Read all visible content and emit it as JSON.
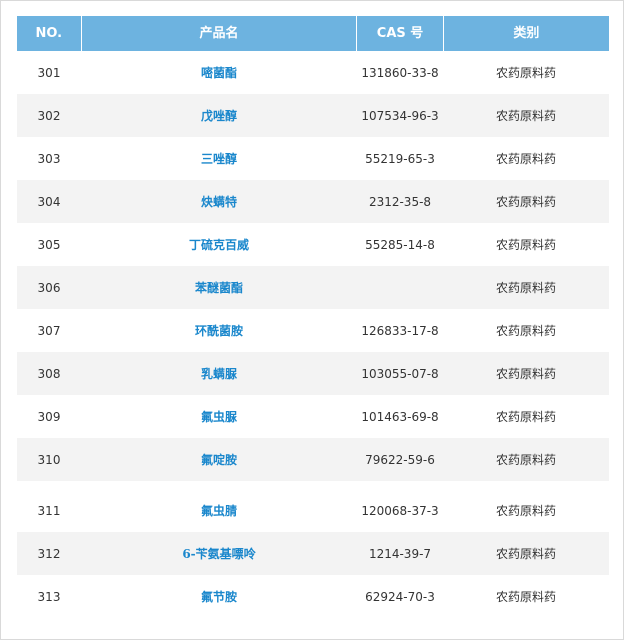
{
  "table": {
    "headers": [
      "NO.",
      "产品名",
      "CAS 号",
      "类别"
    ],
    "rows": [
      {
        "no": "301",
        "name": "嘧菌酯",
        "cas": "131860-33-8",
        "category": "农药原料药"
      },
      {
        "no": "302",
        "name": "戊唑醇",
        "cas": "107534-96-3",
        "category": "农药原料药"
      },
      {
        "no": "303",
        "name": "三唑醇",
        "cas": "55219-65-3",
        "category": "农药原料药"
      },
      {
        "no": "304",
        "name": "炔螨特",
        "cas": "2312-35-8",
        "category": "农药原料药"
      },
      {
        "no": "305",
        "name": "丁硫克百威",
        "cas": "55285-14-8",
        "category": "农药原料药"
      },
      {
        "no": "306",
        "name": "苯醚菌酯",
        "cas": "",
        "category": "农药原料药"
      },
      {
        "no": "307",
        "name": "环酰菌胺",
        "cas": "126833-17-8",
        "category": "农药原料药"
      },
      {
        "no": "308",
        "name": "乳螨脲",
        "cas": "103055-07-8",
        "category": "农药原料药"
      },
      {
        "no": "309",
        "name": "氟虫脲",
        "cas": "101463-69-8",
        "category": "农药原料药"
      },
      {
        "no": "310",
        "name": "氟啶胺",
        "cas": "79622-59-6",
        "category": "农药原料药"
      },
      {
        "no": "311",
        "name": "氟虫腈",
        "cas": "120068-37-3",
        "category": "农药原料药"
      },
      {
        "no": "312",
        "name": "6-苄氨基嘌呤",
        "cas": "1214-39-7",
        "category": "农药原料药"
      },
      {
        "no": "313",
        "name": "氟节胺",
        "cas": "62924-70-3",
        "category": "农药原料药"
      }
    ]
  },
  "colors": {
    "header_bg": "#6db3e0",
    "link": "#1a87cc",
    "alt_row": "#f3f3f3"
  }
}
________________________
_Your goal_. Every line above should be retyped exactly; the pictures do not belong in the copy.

_Answer for the task_.
Read all visible content and emit it as JSON.
{
  "table": {
    "headers": [
      "NO.",
      "产品名",
      "CAS 号",
      "类别"
    ],
    "rows": [
      {
        "no": "301",
        "name": "嘧菌酯",
        "cas": "131860-33-8",
        "category": "农药原料药"
      },
      {
        "no": "302",
        "name": "戊唑醇",
        "cas": "107534-96-3",
        "category": "农药原料药"
      },
      {
        "no": "303",
        "name": "三唑醇",
        "cas": "55219-65-3",
        "category": "农药原料药"
      },
      {
        "no": "304",
        "name": "炔螨特",
        "cas": "2312-35-8",
        "category": "农药原料药"
      },
      {
        "no": "305",
        "name": "丁硫克百威",
        "cas": "55285-14-8",
        "category": "农药原料药"
      },
      {
        "no": "306",
        "name": "苯醚菌酯",
        "cas": "",
        "category": "农药原料药"
      },
      {
        "no": "307",
        "name": "环酰菌胺",
        "cas": "126833-17-8",
        "category": "农药原料药"
      },
      {
        "no": "308",
        "name": "乳螨脲",
        "cas": "103055-07-8",
        "category": "农药原料药"
      },
      {
        "no": "309",
        "name": "氟虫脲",
        "cas": "101463-69-8",
        "category": "农药原料药"
      },
      {
        "no": "310",
        "name": "氟啶胺",
        "cas": "79622-59-6",
        "category": "农药原料药"
      },
      {
        "no": "311",
        "name": "氟虫腈",
        "cas": "120068-37-3",
        "category": "农药原料药"
      },
      {
        "no": "312",
        "name": "6-苄氨基嘌呤",
        "cas": "1214-39-7",
        "category": "农药原料药"
      },
      {
        "no": "313",
        "name": "氟节胺",
        "cas": "62924-70-3",
        "category": "农药原料药"
      }
    ]
  },
  "colors": {
    "header_bg": "#6db3e0",
    "link": "#1a87cc",
    "alt_row": "#f3f3f3"
  }
}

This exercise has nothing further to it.